For example if a neutron undergoes negative beta decay (i.e. an electron and an electron anti-neutrino is emitted) and then positive beta decay, will this not mean that the final mass of the neutron is now...
The electron created and emitted in the beta decay of a proton has an initial velocity close to the speed of light. When I try to calculate, not taking into account relativity, the force needed to accelerate an electron to that velocity over a distance the size of a proton, I get about 45 N...
Some nuclides undergo decay of electron capture or beta plus.
Can electron beam with appropriate energy accelerate electron capture beta decay?
Same scenario: If I am looking for something, and my friend kindly hands it over to me, then I say thanks, because my seeking time is shorten.
Hello all,
I'm just learning about beta decay and the emission of beta particles. I have come to an understanding that this is ionising radiation because it has the ability to remove electrons and turn the molecules it interacts with into ions. I've looked on the Internet for this information...

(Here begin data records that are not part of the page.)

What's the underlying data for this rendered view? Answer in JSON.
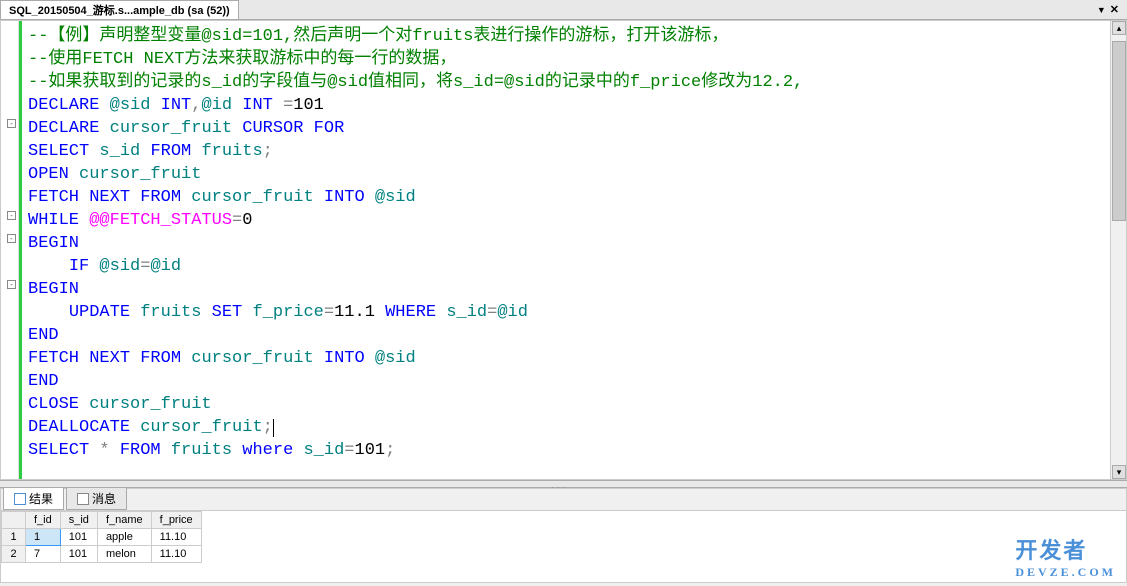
{
  "tab": {
    "title": "SQL_20150504_游标.s...ample_db (sa (52))"
  },
  "code": {
    "lines": [
      {
        "indent": "",
        "t": [
          {
            "c": "comment",
            "s": "--【例】声明整型变量@sid=101,然后声明一个对fruits表进行操作的游标，打开该游标，"
          }
        ]
      },
      {
        "indent": "",
        "t": [
          {
            "c": "comment",
            "s": "--使用FETCH NEXT方法来获取游标中的每一行的数据，"
          }
        ]
      },
      {
        "indent": "",
        "t": [
          {
            "c": "comment",
            "s": "--如果获取到的记录的s_id的字段值与@sid值相同，将s_id=@sid的记录中的f_price修改为12.2,"
          }
        ]
      },
      {
        "indent": "",
        "t": [
          {
            "c": "keyword",
            "s": "DECLARE"
          },
          {
            "c": "",
            "s": " "
          },
          {
            "c": "ident",
            "s": "@sid"
          },
          {
            "c": "",
            "s": " "
          },
          {
            "c": "keyword",
            "s": "INT"
          },
          {
            "c": "operator",
            "s": ","
          },
          {
            "c": "ident",
            "s": "@id"
          },
          {
            "c": "",
            "s": " "
          },
          {
            "c": "keyword",
            "s": "INT"
          },
          {
            "c": "",
            "s": " "
          },
          {
            "c": "operator",
            "s": "="
          },
          {
            "c": "",
            "s": "101"
          }
        ]
      },
      {
        "indent": "",
        "fold": true,
        "t": [
          {
            "c": "keyword",
            "s": "DECLARE"
          },
          {
            "c": "",
            "s": " "
          },
          {
            "c": "ident",
            "s": "cursor_fruit"
          },
          {
            "c": "",
            "s": " "
          },
          {
            "c": "keyword",
            "s": "CURSOR"
          },
          {
            "c": "",
            "s": " "
          },
          {
            "c": "keyword",
            "s": "FOR"
          }
        ]
      },
      {
        "indent": "",
        "t": [
          {
            "c": "keyword",
            "s": "SELECT"
          },
          {
            "c": "",
            "s": " "
          },
          {
            "c": "ident",
            "s": "s_id"
          },
          {
            "c": "",
            "s": " "
          },
          {
            "c": "keyword",
            "s": "FROM"
          },
          {
            "c": "",
            "s": " "
          },
          {
            "c": "ident",
            "s": "fruits"
          },
          {
            "c": "operator",
            "s": ";"
          }
        ]
      },
      {
        "indent": "",
        "t": [
          {
            "c": "keyword",
            "s": "OPEN"
          },
          {
            "c": "",
            "s": " "
          },
          {
            "c": "ident",
            "s": "cursor_fruit"
          }
        ]
      },
      {
        "indent": "",
        "t": [
          {
            "c": "keyword",
            "s": "FETCH"
          },
          {
            "c": "",
            "s": " "
          },
          {
            "c": "keyword",
            "s": "NEXT"
          },
          {
            "c": "",
            "s": " "
          },
          {
            "c": "keyword",
            "s": "FROM"
          },
          {
            "c": "",
            "s": " "
          },
          {
            "c": "ident",
            "s": "cursor_fruit"
          },
          {
            "c": "",
            "s": " "
          },
          {
            "c": "keyword",
            "s": "INTO"
          },
          {
            "c": "",
            "s": " "
          },
          {
            "c": "ident",
            "s": "@sid"
          }
        ]
      },
      {
        "indent": "",
        "fold": true,
        "t": [
          {
            "c": "keyword",
            "s": "WHILE"
          },
          {
            "c": "",
            "s": " "
          },
          {
            "c": "sysvar",
            "s": "@@FETCH_STATUS"
          },
          {
            "c": "operator",
            "s": "="
          },
          {
            "c": "",
            "s": "0"
          }
        ]
      },
      {
        "indent": "",
        "fold": true,
        "t": [
          {
            "c": "keyword",
            "s": "BEGIN"
          }
        ]
      },
      {
        "indent": "    ",
        "t": [
          {
            "c": "keyword",
            "s": "IF"
          },
          {
            "c": "",
            "s": " "
          },
          {
            "c": "ident",
            "s": "@sid"
          },
          {
            "c": "operator",
            "s": "="
          },
          {
            "c": "ident",
            "s": "@id"
          }
        ]
      },
      {
        "indent": "",
        "fold": true,
        "t": [
          {
            "c": "keyword",
            "s": "BEGIN"
          }
        ]
      },
      {
        "indent": "    ",
        "t": [
          {
            "c": "keyword",
            "s": "UPDATE"
          },
          {
            "c": "",
            "s": " "
          },
          {
            "c": "ident",
            "s": "fruits"
          },
          {
            "c": "",
            "s": " "
          },
          {
            "c": "keyword",
            "s": "SET"
          },
          {
            "c": "",
            "s": " "
          },
          {
            "c": "ident",
            "s": "f_price"
          },
          {
            "c": "operator",
            "s": "="
          },
          {
            "c": "",
            "s": "11.1 "
          },
          {
            "c": "keyword",
            "s": "WHERE"
          },
          {
            "c": "",
            "s": " "
          },
          {
            "c": "ident",
            "s": "s_id"
          },
          {
            "c": "operator",
            "s": "="
          },
          {
            "c": "ident",
            "s": "@id"
          }
        ]
      },
      {
        "indent": "",
        "t": [
          {
            "c": "keyword",
            "s": "END"
          }
        ]
      },
      {
        "indent": "",
        "t": [
          {
            "c": "keyword",
            "s": "FETCH"
          },
          {
            "c": "",
            "s": " "
          },
          {
            "c": "keyword",
            "s": "NEXT"
          },
          {
            "c": "",
            "s": " "
          },
          {
            "c": "keyword",
            "s": "FROM"
          },
          {
            "c": "",
            "s": " "
          },
          {
            "c": "ident",
            "s": "cursor_fruit"
          },
          {
            "c": "",
            "s": " "
          },
          {
            "c": "keyword",
            "s": "INTO"
          },
          {
            "c": "",
            "s": " "
          },
          {
            "c": "ident",
            "s": "@sid"
          }
        ]
      },
      {
        "indent": "",
        "t": [
          {
            "c": "keyword",
            "s": "END"
          }
        ]
      },
      {
        "indent": "",
        "t": [
          {
            "c": "keyword",
            "s": "CLOSE"
          },
          {
            "c": "",
            "s": " "
          },
          {
            "c": "ident",
            "s": "cursor_fruit"
          }
        ]
      },
      {
        "indent": "",
        "t": [
          {
            "c": "keyword",
            "s": "DEALLOCATE"
          },
          {
            "c": "",
            "s": " "
          },
          {
            "c": "ident",
            "s": "cursor_fruit"
          },
          {
            "c": "operator",
            "s": ";"
          }
        ],
        "caret": true
      },
      {
        "indent": "",
        "t": [
          {
            "c": "keyword",
            "s": "SELECT"
          },
          {
            "c": "",
            "s": " "
          },
          {
            "c": "operator",
            "s": "*"
          },
          {
            "c": "",
            "s": " "
          },
          {
            "c": "keyword",
            "s": "FROM"
          },
          {
            "c": "",
            "s": " "
          },
          {
            "c": "ident",
            "s": "fruits"
          },
          {
            "c": "",
            "s": " "
          },
          {
            "c": "keyword",
            "s": "where"
          },
          {
            "c": "",
            "s": " "
          },
          {
            "c": "ident",
            "s": "s_id"
          },
          {
            "c": "operator",
            "s": "="
          },
          {
            "c": "",
            "s": "101"
          },
          {
            "c": "operator",
            "s": ";"
          }
        ]
      }
    ]
  },
  "results": {
    "tabs": [
      {
        "label": "结果",
        "icon": "grid"
      },
      {
        "label": "消息",
        "icon": "msg"
      }
    ],
    "columns": [
      "f_id",
      "s_id",
      "f_name",
      "f_price"
    ],
    "rows": [
      {
        "n": "1",
        "cells": [
          "1",
          "101",
          "apple",
          "11.10"
        ]
      },
      {
        "n": "2",
        "cells": [
          "7",
          "101",
          "melon",
          "11.10"
        ]
      }
    ]
  },
  "watermark": {
    "main": "开发者",
    "sub": "DEVZE.COM"
  }
}
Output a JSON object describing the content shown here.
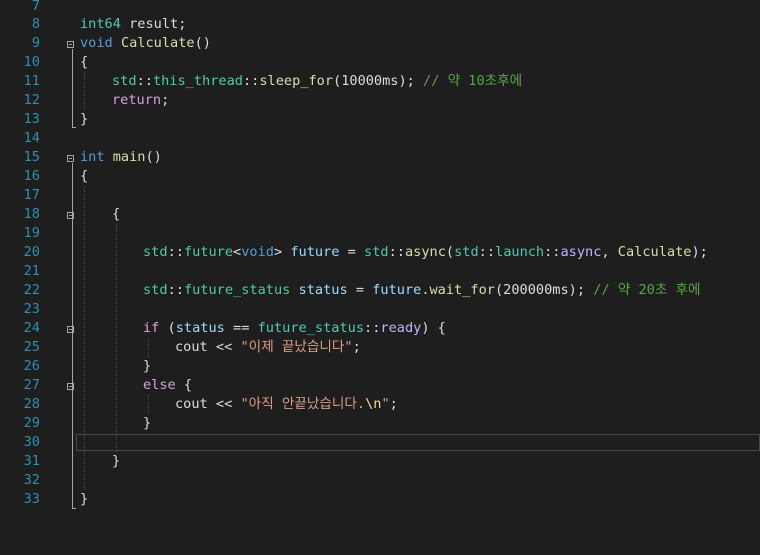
{
  "editor": {
    "line_numbers": [
      "7",
      "8",
      "9",
      "10",
      "11",
      "12",
      "13",
      "14",
      "15",
      "16",
      "17",
      "18",
      "19",
      "20",
      "21",
      "22",
      "23",
      "24",
      "25",
      "26",
      "27",
      "28",
      "29",
      "30",
      "31",
      "32",
      "33"
    ],
    "lines": {
      "l8": {
        "t1": "int64",
        "t2": " result;"
      },
      "l9": {
        "t1": "void",
        "t2": " ",
        "t3": "Calculate",
        "t4": "()"
      },
      "l10": {
        "t1": "{"
      },
      "l11": {
        "t1": "std",
        "t2": "::",
        "t3": "this_thread",
        "t4": "::",
        "t5": "sleep_for",
        "t6": "(10000ms); ",
        "t7": "// 약 10초후에"
      },
      "l12": {
        "t1": "return",
        "t2": ";"
      },
      "l13": {
        "t1": "}"
      },
      "l15": {
        "t1": "int",
        "t2": " ",
        "t3": "main",
        "t4": "()"
      },
      "l16": {
        "t1": "{"
      },
      "l18": {
        "t1": "{"
      },
      "l20": {
        "t1": "std",
        "t2": "::",
        "t3": "future",
        "t4": "<",
        "t5": "void",
        "t6": "> ",
        "t7": "future",
        "t8": " = ",
        "t9": "std",
        "t10": "::",
        "t11": "async",
        "t12": "(",
        "t13": "std",
        "t14": "::",
        "t15": "launch",
        "t16": "::",
        "t17": "async",
        "t18": ", ",
        "t19": "Calculate",
        "t20": ");"
      },
      "l22": {
        "t1": "std",
        "t2": "::",
        "t3": "future_status",
        "t4": " ",
        "t5": "status",
        "t6": " = ",
        "t7": "future",
        "t8": ".",
        "t9": "wait_for",
        "t10": "(200000ms); ",
        "t11": "// 약 20초 후에"
      },
      "l24": {
        "t1": "if",
        "t2": " (",
        "t3": "status",
        "t4": " == ",
        "t5": "future_status",
        "t6": "::",
        "t7": "ready",
        "t8": ") {"
      },
      "l25": {
        "t1": "cout",
        "t2": " << ",
        "t3": "\"이제 끝났습니다\"",
        "t4": ";"
      },
      "l26": {
        "t1": "}"
      },
      "l27": {
        "t1": "else",
        "t2": " {"
      },
      "l28": {
        "t1": "cout",
        "t2": " << ",
        "t3": "\"아직 안끝났습니다.",
        "t4": "\\n",
        "t5": "\"",
        "t6": ";"
      },
      "l29": {
        "t1": "}"
      },
      "l31": {
        "t1": "}"
      },
      "l33": {
        "t1": "}"
      }
    }
  }
}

I'm learning about beta decay and as I understand in beta decay we get:
neutron → proton + electron
And since all these have spin 1/2 we have that the conservation of angular momentum is not conserved.
The neutrino with spin 1/2 is proposed to also exist in the process to solve this so that...
Could you explain what's the interpretation of a before \gamma^{5} in this current:
J_{\alpha}=\bar{\psi_{e}}\gamma^{\alpha}\left(1-a\gamma^{5}\right)\psi_{\nu_{e}} +\bar{\psi_{\mu}}\gamma^{\alpha}\left(1-a\gamma^{5}\right)\psi_{\nu_{\mu}}?
And will this factor complicate calculations of decay...
Both ##^{87}_{37}Rb## and ##^{87}_{38}Sr## are odd-even nuclei, so we can ignore the pairing term ##\delta##. I tried to calculate the most stable Z for a given A by finding ##\frac{\partial B}{\partial Z} = 0##. That gives the most Z-stable value of ##Z_0 = \frac{2\gamma A}{4\gamma + \epsilon...
We consider the following beta decay:
^A_ZX \rightarrow ^A_{Z+1} Y + e^{-} + \nu_e
The Fermi golden rule is given by:
\Gamma = \frac{2\pi}{\hbar} |A_{fi}|^2 \frac{dN}{dE_f}
Reaction amplitude is given by ##A_{fi} = G_F M_{nucl} ## while density of states is given by ##dN = \frac{4 \pi...
The reaction p→n+e++νe is common inside nucleus.
But it not considered when we talk about free particle and reason is simply given mass of products being larger than reactants.
Now my question is if there is a high energy proton having total energy in order of 2 GeV or let it to be 100 GeV (To...